Saturday, May 17, 2014


Last week I posted this photo on Facebook. We have many thistles around our school at the moment and I love their dramatic purple/pink colours. One of my friends commented that these are actually deadly to cows. I am pretty sure she was not suggesting I was a cow, she was simply sharing the information. At the moment I am learning about collection management including how to select books and resources for our collection and of course deselect them - also known as weeding. I realized how conservative I have been in weeding the collection. I think I have been fearful since we are such a distance from sources of books and customs makes it tricky to import them. However, old, musty, dated books are as toxic to our library as purple thistles are to cows. 

As I was reading about weeding (now that is fun to say) I found Doug Johnson's article about it and his comment, "Poorly weeded collections are not the sign of poor budgets but of poor librarianship.
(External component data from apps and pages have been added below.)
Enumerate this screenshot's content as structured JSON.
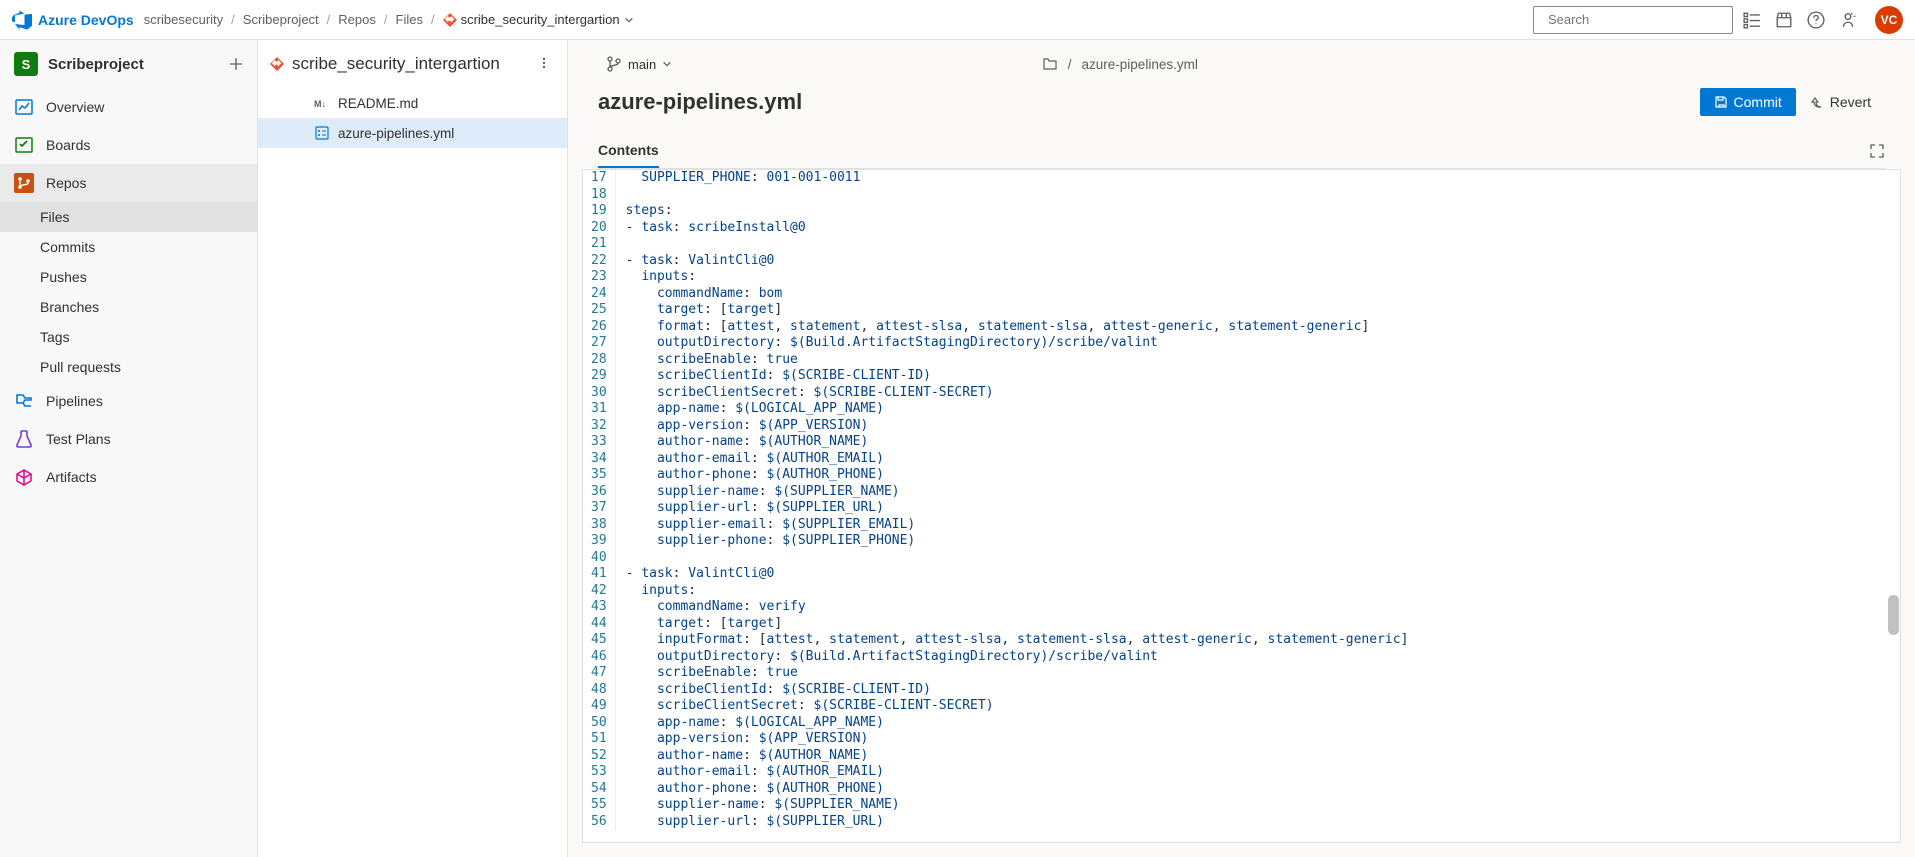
{
  "brand": "Azure DevOps",
  "breadcrumb": [
    "scribesecurity",
    "Scribeproject",
    "Repos",
    "Files"
  ],
  "breadcrumb_current": "scribe_security_intergartion",
  "search_placeholder": "Search",
  "avatar": "VC",
  "project": {
    "initial": "S",
    "name": "Scribeproject"
  },
  "nav": [
    {
      "label": "Overview",
      "icon": "overview",
      "color": "#0078d4",
      "bg": "transparent"
    },
    {
      "label": "Boards",
      "icon": "boards",
      "color": "#107c10",
      "bg": "transparent"
    },
    {
      "label": "Repos",
      "icon": "repos",
      "color": "#fff",
      "bg": "#ca5010",
      "selected": true
    }
  ],
  "nav_sub": [
    {
      "label": "Files",
      "selected": true
    },
    {
      "label": "Commits"
    },
    {
      "label": "Pushes"
    },
    {
      "label": "Branches"
    },
    {
      "label": "Tags"
    },
    {
      "label": "Pull requests"
    }
  ],
  "nav2": [
    {
      "label": "Pipelines",
      "icon": "pipelines",
      "color": "#0078d4"
    },
    {
      "label": "Test Plans",
      "icon": "testplans",
      "color": "#773adc"
    },
    {
      "label": "Artifacts",
      "icon": "artifacts",
      "color": "#e3008c"
    }
  ],
  "tree": {
    "title": "scribe_security_intergartion",
    "files": [
      {
        "name": "README.md",
        "icon": "md"
      },
      {
        "name": "azure-pipelines.yml",
        "icon": "yml",
        "selected": true
      }
    ]
  },
  "branch": "main",
  "path_file": "azure-pipelines.yml",
  "file_title": "azure-pipelines.yml",
  "commit_label": "Commit",
  "revert_label": "Revert",
  "tab_contents": "Contents",
  "code_start": 17,
  "code": [
    [
      [
        2,
        "  "
      ],
      [
        "key",
        "SUPPLIER_PHONE"
      ],
      [
        "p",
        ":"
      ],
      [
        "v",
        " 001-001-0011"
      ]
    ],
    [],
    [
      [
        "key",
        "steps"
      ],
      [
        "p",
        ":"
      ]
    ],
    [
      [
        "p",
        "- "
      ],
      [
        "key",
        "task"
      ],
      [
        "p",
        ": "
      ],
      [
        "v",
        "scribeInstall@0"
      ]
    ],
    [],
    [
      [
        "p",
        "- "
      ],
      [
        "key",
        "task"
      ],
      [
        "p",
        ": "
      ],
      [
        "v",
        "ValintCli@0"
      ]
    ],
    [
      [
        2,
        "  "
      ],
      [
        "key",
        "inputs"
      ],
      [
        "p",
        ":"
      ]
    ],
    [
      [
        4,
        "    "
      ],
      [
        "key",
        "commandName"
      ],
      [
        "p",
        ": "
      ],
      [
        "v",
        "bom"
      ]
    ],
    [
      [
        4,
        "    "
      ],
      [
        "key",
        "target"
      ],
      [
        "p",
        ": ["
      ],
      [
        "v",
        "target"
      ],
      [
        "p",
        "]"
      ]
    ],
    [
      [
        4,
        "    "
      ],
      [
        "key",
        "format"
      ],
      [
        "p",
        ": ["
      ],
      [
        "v",
        "attest"
      ],
      [
        "p",
        ", "
      ],
      [
        "v",
        "statement"
      ],
      [
        "p",
        ", "
      ],
      [
        "v",
        "attest-slsa"
      ],
      [
        "p",
        ", "
      ],
      [
        "v",
        "statement-slsa"
      ],
      [
        "p",
        ", "
      ],
      [
        "v",
        "attest-generic"
      ],
      [
        "p",
        ", "
      ],
      [
        "v",
        "statement-generic"
      ],
      [
        "p",
        "]"
      ]
    ],
    [
      [
        4,
        "    "
      ],
      [
        "key",
        "outputDirectory"
      ],
      [
        "p",
        ": "
      ],
      [
        "v",
        "$(Build.ArtifactStagingDirectory)/scribe/valint"
      ]
    ],
    [
      [
        4,
        "    "
      ],
      [
        "key",
        "scribeEnable"
      ],
      [
        "p",
        ": "
      ],
      [
        "v",
        "true"
      ]
    ],
    [
      [
        4,
        "    "
      ],
      [
        "key",
        "scribeClientId"
      ],
      [
        "p",
        ": "
      ],
      [
        "v",
        "$(SCRIBE-CLIENT-ID)"
      ]
    ],
    [
      [
        4,
        "    "
      ],
      [
        "key",
        "scribeClientSecret"
      ],
      [
        "p",
        ": "
      ],
      [
        "v",
        "$(SCRIBE-CLIENT-SECRET)"
      ]
    ],
    [
      [
        4,
        "    "
      ],
      [
        "key",
        "app-name"
      ],
      [
        "p",
        ": "
      ],
      [
        "v",
        "$(LOGICAL_APP_NAME)"
      ]
    ],
    [
      [
        4,
        "    "
      ],
      [
        "key",
        "app-version"
      ],
      [
        "p",
        ": "
      ],
      [
        "v",
        "$(APP_VERSION)"
      ]
    ],
    [
      [
        4,
        "    "
      ],
      [
        "key",
        "author-name"
      ],
      [
        "p",
        ": "
      ],
      [
        "v",
        "$(AUTHOR_NAME)"
      ]
    ],
    [
      [
        4,
        "    "
      ],
      [
        "key",
        "author-email"
      ],
      [
        "p",
        ": "
      ],
      [
        "v",
        "$(AUTHOR_EMAIL)"
      ]
    ],
    [
      [
        4,
        "    "
      ],
      [
        "key",
        "author-phone"
      ],
      [
        "p",
        ": "
      ],
      [
        "v",
        "$(AUTHOR_PHONE)"
      ]
    ],
    [
      [
        4,
        "    "
      ],
      [
        "key",
        "supplier-name"
      ],
      [
        "p",
        ": "
      ],
      [
        "v",
        "$(SUPPLIER_NAME)"
      ]
    ],
    [
      [
        4,
        "    "
      ],
      [
        "key",
        "supplier-url"
      ],
      [
        "p",
        ": "
      ],
      [
        "v",
        "$(SUPPLIER_URL)"
      ]
    ],
    [
      [
        4,
        "    "
      ],
      [
        "key",
        "supplier-email"
      ],
      [
        "p",
        ": "
      ],
      [
        "v",
        "$(SUPPLIER_EMAIL)"
      ]
    ],
    [
      [
        4,
        "    "
      ],
      [
        "key",
        "supplier-phone"
      ],
      [
        "p",
        ": "
      ],
      [
        "v",
        "$(SUPPLIER_PHONE)"
      ]
    ],
    [],
    [
      [
        "p",
        "- "
      ],
      [
        "key",
        "task"
      ],
      [
        "p",
        ": "
      ],
      [
        "v",
        "ValintCli@0"
      ]
    ],
    [
      [
        2,
        "  "
      ],
      [
        "key",
        "inputs"
      ],
      [
        "p",
        ":"
      ]
    ],
    [
      [
        4,
        "    "
      ],
      [
        "key",
        "commandName"
      ],
      [
        "p",
        ": "
      ],
      [
        "v",
        "verify"
      ]
    ],
    [
      [
        4,
        "    "
      ],
      [
        "key",
        "target"
      ],
      [
        "p",
        ": ["
      ],
      [
        "v",
        "target"
      ],
      [
        "p",
        "]"
      ]
    ],
    [
      [
        4,
        "    "
      ],
      [
        "key",
        "inputFormat"
      ],
      [
        "p",
        ": ["
      ],
      [
        "v",
        "attest"
      ],
      [
        "p",
        ", "
      ],
      [
        "v",
        "statement"
      ],
      [
        "p",
        ", "
      ],
      [
        "v",
        "attest-slsa"
      ],
      [
        "p",
        ", "
      ],
      [
        "v",
        "statement-slsa"
      ],
      [
        "p",
        ", "
      ],
      [
        "v",
        "attest-generic"
      ],
      [
        "p",
        ", "
      ],
      [
        "v",
        "statement-generic"
      ],
      [
        "p",
        "]"
      ]
    ],
    [
      [
        4,
        "    "
      ],
      [
        "key",
        "outputDirectory"
      ],
      [
        "p",
        ": "
      ],
      [
        "v",
        "$(Build.ArtifactStagingDirectory)/scribe/valint"
      ]
    ],
    [
      [
        4,
        "    "
      ],
      [
        "key",
        "scribeEnable"
      ],
      [
        "p",
        ": "
      ],
      [
        "v",
        "true"
      ]
    ],
    [
      [
        4,
        "    "
      ],
      [
        "key",
        "scribeClientId"
      ],
      [
        "p",
        ": "
      ],
      [
        "v",
        "$(SCRIBE-CLIENT-ID)"
      ]
    ],
    [
      [
        4,
        "    "
      ],
      [
        "key",
        "scribeClientSecret"
      ],
      [
        "p",
        ": "
      ],
      [
        "v",
        "$(SCRIBE-CLIENT-SECRET)"
      ]
    ],
    [
      [
        4,
        "    "
      ],
      [
        "key",
        "app-name"
      ],
      [
        "p",
        ": "
      ],
      [
        "v",
        "$(LOGICAL_APP_NAME)"
      ]
    ],
    [
      [
        4,
        "    "
      ],
      [
        "key",
        "app-version"
      ],
      [
        "p",
        ": "
      ],
      [
        "v",
        "$(APP_VERSION)"
      ]
    ],
    [
      [
        4,
        "    "
      ],
      [
        "key",
        "author-name"
      ],
      [
        "p",
        ": "
      ],
      [
        "v",
        "$(AUTHOR_NAME)"
      ]
    ],
    [
      [
        4,
        "    "
      ],
      [
        "key",
        "author-email"
      ],
      [
        "p",
        ": "
      ],
      [
        "v",
        "$(AUTHOR_EMAIL)"
      ]
    ],
    [
      [
        4,
        "    "
      ],
      [
        "key",
        "author-phone"
      ],
      [
        "p",
        ": "
      ],
      [
        "v",
        "$(AUTHOR_PHONE)"
      ]
    ],
    [
      [
        4,
        "    "
      ],
      [
        "key",
        "supplier-name"
      ],
      [
        "p",
        ": "
      ],
      [
        "v",
        "$(SUPPLIER_NAME)"
      ]
    ],
    [
      [
        4,
        "    "
      ],
      [
        "key",
        "supplier-url"
      ],
      [
        "p",
        ": "
      ],
      [
        "v",
        "$(SUPPLIER_URL)"
      ]
    ]
  ]
}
Period." 
Ouch. That was like coming up against a thistle. But, like so many things, Johnson is right. I have to overcome my fears and get into the collection and get rid of all the weeds. If I don't my students will not find the great new books we have.

There are many great guides to how to weed. CREW is a guide from Texas and is downloadable. Then there is the guide from National Library of New Zealand services to schools. Most advice to write a clear collection management policy and set the selection and deselection criteria very clearly. The trouble with weeding is that some people in our schools do not want to part with books. Somehow it can be a very controversial thing to remove books from the library collection. The blog "Awful library books" actually shows the terrible books that librarians are removing form their collections. It also gives some great reasons why we need to weed. In the section "Why weed?" they make the valid point that libraries have limited space. The SCIS electronic newsletter 'connections' article about weeding makes the valid point that students actually need materials available ina way that they can easily be found, not crammed together, old and new together.

So yesterday, in the effort to make space at our smallest campus I spent the day weeding the picture books. As I did many children came up to ask what I was doing (as I sat amid piles of old dusty and worn out books). Anna in our Prep class (age 5 years old) sat down beside me and asked if she could help. I told her my criteria for deselecting the books and I handed her an old musty book and asked her what should I do with this? She looked through the book carefully while telling me' "I haven't seen anyone look at this book". After looking at the date due slip, noting the browned pages and ripped spine she said no we shouldn't re-shelf this book, put it on the pile. Together we worked through about 20 books. Some of the nice looking books we stopped and considered the copyright date (information she grasped quickly and consulted on a few other books). Unfortunately for me Anna had to go to another class and I was left on my own to ransack the picture books. 

That day 580 books were removed from our collection. Don't despair I reordered the tattered favourites and classics. The shelves now show the beautiful new books we have. Children came in and loved browsing the shelves. I have grown stronger in my professionalism as a librarian and yes, though I like the purple thistles they really can be toxic to students use of the collection. I will return and finish the job on the whole collection.

The cramped shelves.

Weeded shelves

The list confirming 580 books were removed. and the box full of old books

Beilharz, R. (2006). Secret library business – part 2. Connections, 63. Retrieved from
Johnson, D. (2003, September). Weed. Retrieved May 17, 2014, from Doug Johnson website:
Kelly, M., & Hibner, H. (2013). Why we weed. Retrieved May 17, 2014, from Awful Library Books website:
Larsen, J. (Ed.). (2008). CREW resources and links. Retrieved May 17, 2014, from Texas State Library and Archives Commission website:
Services to schools weeding guide. (n.d.). Retrieved May 17, 2014, from National Library of New Zealand website: